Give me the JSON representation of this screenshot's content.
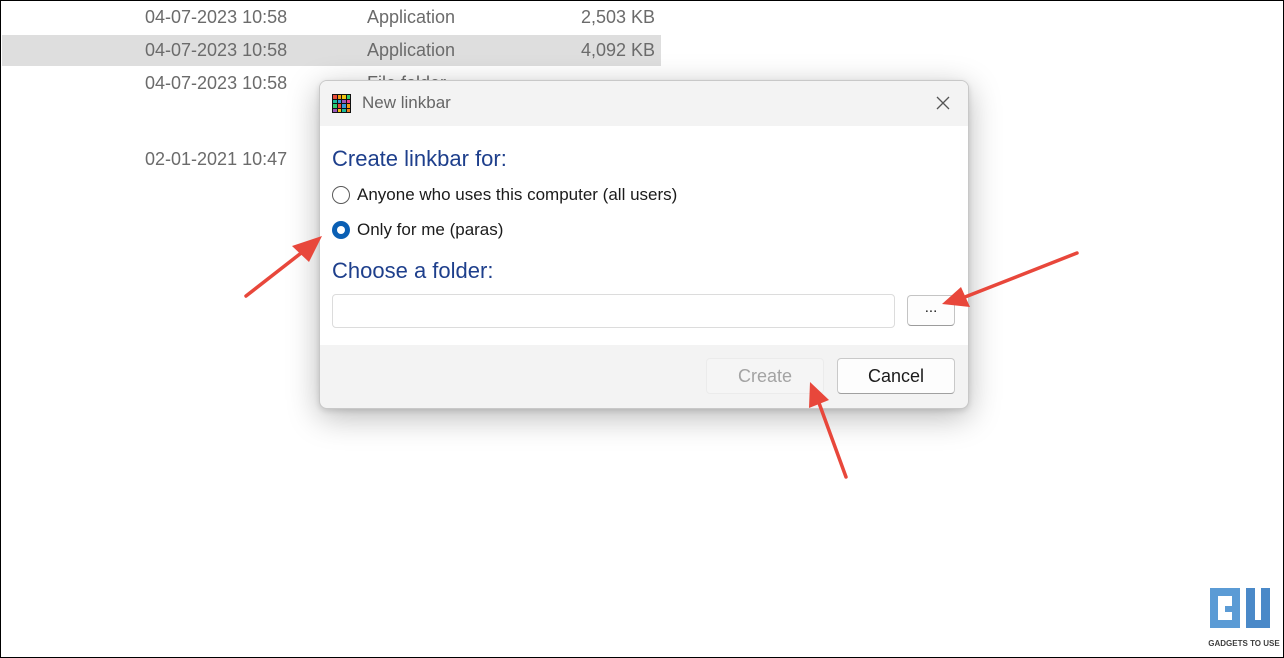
{
  "file_list": {
    "rows": [
      {
        "date": "04-07-2023 10:58",
        "type": "Application",
        "size": "2,503 KB",
        "selected": false
      },
      {
        "date": "04-07-2023 10:58",
        "type": "Application",
        "size": "4,092 KB",
        "selected": true
      },
      {
        "date": "04-07-2023 10:58",
        "type": "File folder",
        "size": "",
        "selected": false
      },
      {
        "date": "02-01-2021 10:47",
        "type": "",
        "size": "",
        "selected": false
      }
    ]
  },
  "dialog": {
    "title": "New linkbar",
    "close_icon": "close-icon",
    "create_for_heading": "Create linkbar for:",
    "options": [
      {
        "label": "Anyone who uses this computer (all users)",
        "checked": false
      },
      {
        "label": "Only for me (paras)",
        "checked": true
      }
    ],
    "folder_heading": "Choose a folder:",
    "folder_value": "",
    "browse_label": "...",
    "create_label": "Create",
    "create_enabled": false,
    "cancel_label": "Cancel"
  },
  "colors": {
    "heading": "#1e3f8c",
    "radio_checked": "#0a5fb4",
    "arrow": "#e8473b",
    "selected_row": "#dedede"
  },
  "watermark": {
    "text": "GADGETS TO USE",
    "icon": "gadgets-to-use-logo"
  }
}
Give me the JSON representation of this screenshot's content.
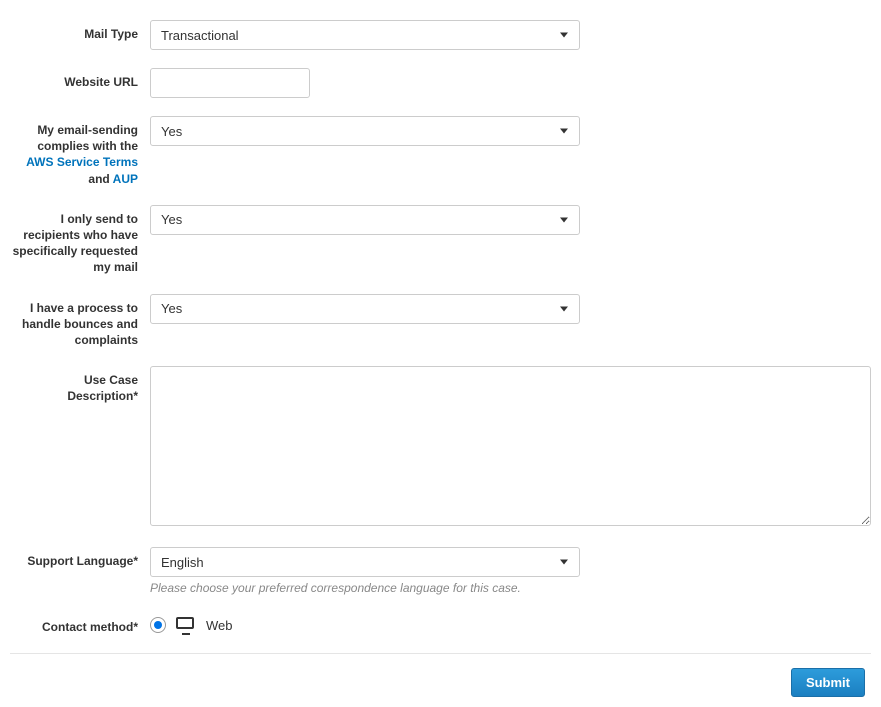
{
  "fields": {
    "mail_type": {
      "label": "Mail Type",
      "value": "Transactional"
    },
    "website_url": {
      "label": "Website URL",
      "value": ""
    },
    "compliance": {
      "label_pre": "My email-sending complies with the ",
      "link1": "AWS Service Terms",
      "mid": " and ",
      "link2": "AUP",
      "value": "Yes"
    },
    "recipients": {
      "label": "I only send to recipients who have specifically requested my mail",
      "value": "Yes"
    },
    "bounces": {
      "label": "I have a process to handle bounces and complaints",
      "value": "Yes"
    },
    "use_case": {
      "label": "Use Case Description*",
      "value": ""
    },
    "support_lang": {
      "label": "Support Language*",
      "value": "English",
      "help": "Please choose your preferred correspondence language for this case."
    },
    "contact": {
      "label": "Contact method*",
      "option_web": "Web"
    }
  },
  "actions": {
    "submit": "Submit"
  }
}
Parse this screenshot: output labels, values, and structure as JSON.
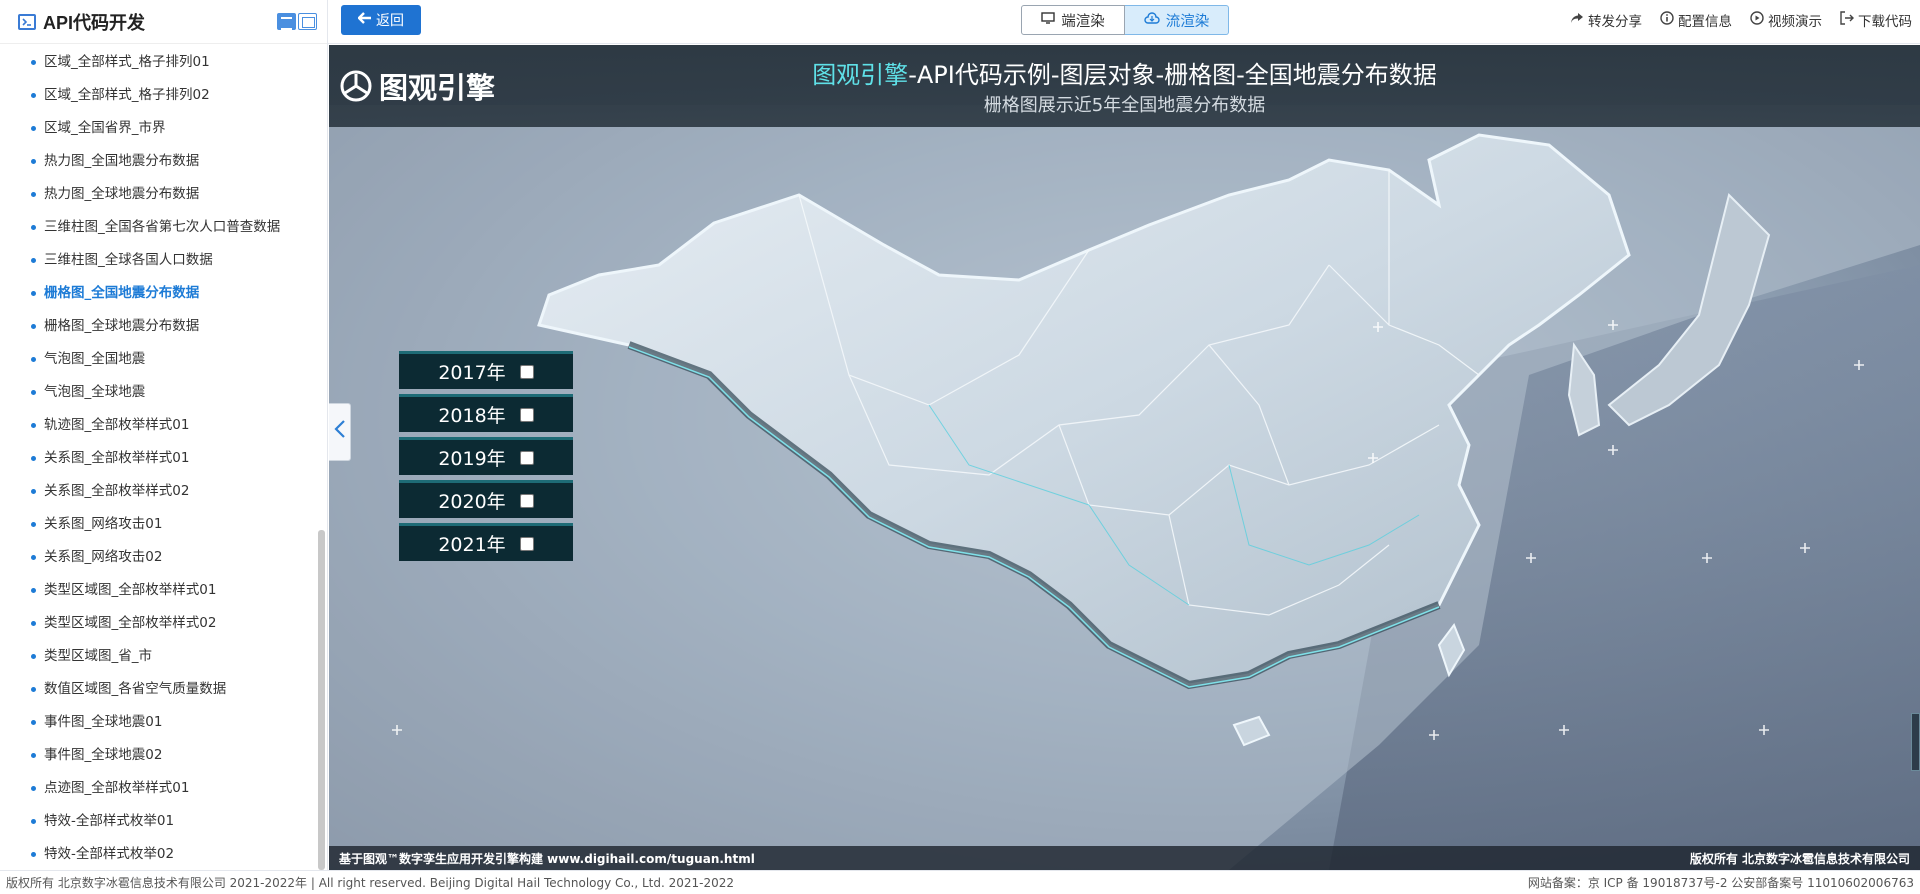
{
  "sidebar": {
    "title": "API代码开发",
    "items": [
      {
        "label": "区域_全部样式_格子排列01"
      },
      {
        "label": "区域_全部样式_格子排列02"
      },
      {
        "label": "区域_全国省界_市界"
      },
      {
        "label": "热力图_全国地震分布数据"
      },
      {
        "label": "热力图_全球地震分布数据"
      },
      {
        "label": "三维柱图_全国各省第七次人口普查数据"
      },
      {
        "label": "三维柱图_全球各国人口数据"
      },
      {
        "label": "栅格图_全国地震分布数据",
        "active": true
      },
      {
        "label": "栅格图_全球地震分布数据"
      },
      {
        "label": "气泡图_全国地震"
      },
      {
        "label": "气泡图_全球地震"
      },
      {
        "label": "轨迹图_全部枚举样式01"
      },
      {
        "label": "关系图_全部枚举样式01"
      },
      {
        "label": "关系图_全部枚举样式02"
      },
      {
        "label": "关系图_网络攻击01"
      },
      {
        "label": "关系图_网络攻击02"
      },
      {
        "label": "类型区域图_全部枚举样式01"
      },
      {
        "label": "类型区域图_全部枚举样式02"
      },
      {
        "label": "类型区域图_省_市"
      },
      {
        "label": "数值区域图_各省空气质量数据"
      },
      {
        "label": "事件图_全球地震01"
      },
      {
        "label": "事件图_全球地震02"
      },
      {
        "label": "点迹图_全部枚举样式01"
      },
      {
        "label": "特效-全部样式枚举01"
      },
      {
        "label": "特效-全部样式枚举02"
      }
    ]
  },
  "toolbar": {
    "back_label": "返回",
    "render_client_label": "端渲染",
    "render_stream_label": "流渲染",
    "share_label": "转发分享",
    "config_label": "配置信息",
    "video_label": "视频演示",
    "download_label": "下载代码"
  },
  "stage": {
    "logo_text": "图观引擎",
    "title_highlight": "图观引擎",
    "title_rest": "-API代码示例-图层对象-栅格图-全国地震分布数据",
    "subtitle": "栅格图展示近5年全国地震分布数据",
    "years": [
      {
        "label": "2017年",
        "checked": false
      },
      {
        "label": "2018年",
        "checked": false
      },
      {
        "label": "2019年",
        "checked": false
      },
      {
        "label": "2020年",
        "checked": false
      },
      {
        "label": "2021年",
        "checked": false
      }
    ],
    "footer_left": "基于图观™数字孪生应用开发引擎构建 www.digihail.com/tuguan.html",
    "footer_right": "版权所有 北京数字冰雹信息技术有限公司"
  },
  "page_footer": {
    "left": "版权所有 北京数字冰雹信息技术有限公司 2021-2022年 | All right reserved. Beijing Digital Hail Technology Co., Ltd. 2021-2022",
    "right": "网站备案：京 ICP 备 19018737号-2 公安部备案号 11010602006763"
  },
  "colors": {
    "accent": "#1d7bd6",
    "title_highlight": "#5fe1e8",
    "year_panel_bg": "#0c2a33"
  }
}
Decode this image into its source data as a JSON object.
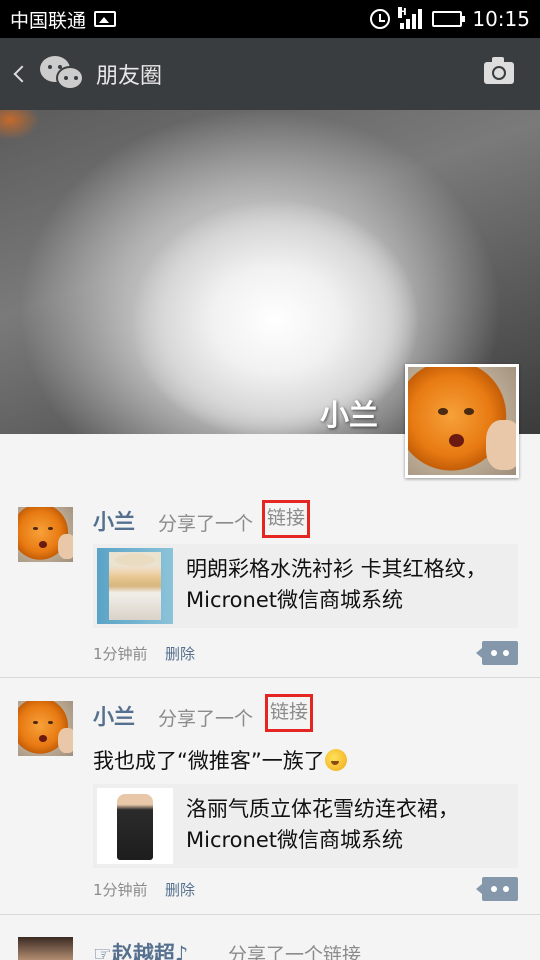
{
  "status_bar": {
    "carrier": "中国联通",
    "time": "10:15",
    "icons": [
      "image-icon",
      "alarm-icon",
      "signal-icon",
      "battery-icon"
    ]
  },
  "header": {
    "title": "朋友圈",
    "icons": [
      "back-icon",
      "wechat-icon",
      "camera-icon"
    ]
  },
  "profile": {
    "name": "小兰"
  },
  "posts": [
    {
      "author": "小兰",
      "action": "分享了一个",
      "link_word": "链接",
      "link_title": "明朗彩格水洗衬衫 卡其红格纹，Micronet微信商城系统",
      "time": "1分钟前",
      "delete": "删除"
    },
    {
      "author": "小兰",
      "action": "分享了一个",
      "link_word": "链接",
      "text": "我也成了“微推客”一族了",
      "link_title": "洛丽气质立体花雪纺连衣裙，Micronet微信商城系统",
      "time": "1分钟前",
      "delete": "删除"
    },
    {
      "author": "☞赵越超♪",
      "action": "分享了一个链接"
    }
  ],
  "colors": {
    "title_bar": "#3a3d3f",
    "name_blue": "#55708f",
    "highlight_red": "#e52521",
    "comment_button": "#8497ab"
  }
}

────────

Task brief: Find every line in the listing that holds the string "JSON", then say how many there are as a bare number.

Expected answer: 4